It all means that the External dimension of the EU decarbonisation strategy should play a bigger role in European agenda because most of methane and carbon dioxide emissions in the global natural gas industry occur beyond the EU.
Q: Are there any applications that you think the EU hydrogen strategy neglects or undervalues, for instance heating?
AB: Certainly, the external dimension is an important area where the EU should put more emphasis. One would need to expand upon the overall system of Guarantees of Origin to incentivize non-EU producers to reduce emissions, otherwise the EU hydrogen strategy will give only little effect on global carbon neutrality.
However, your point about heating is a great question indeed. I know the question of heating was raised during a discussion I had with experts from the Lithuanian Energy institute, who emphasized that hydrogen could be produced from electricity surplus in summer, and then used in winter for heating purposes across the Baltic states.
As heat supply is a very important component in in the region, it could offer long-term potential for security of supply. At the same time, we must understand that any energy innovation is not solely about good ideas and feasible technologies.
A key component to success is industrial stakeholders’ willingness to implement ideas, and about states stimulating industries to take the first steps.
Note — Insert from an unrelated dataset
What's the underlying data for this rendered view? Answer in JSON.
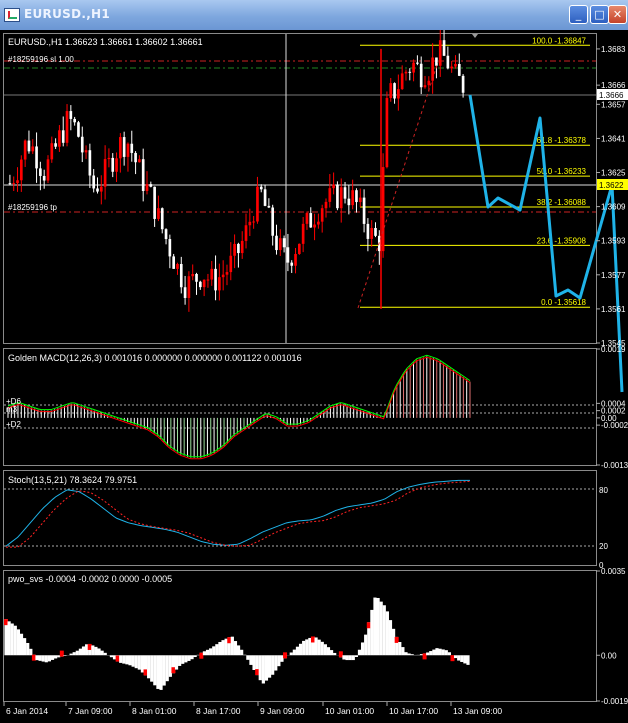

Probably, national road maps will have to consider analysis of stakeholders’ engagement to match the ambitious targets with realities on the ground, as well as to find right incentives to increase stakeholders’ engagement.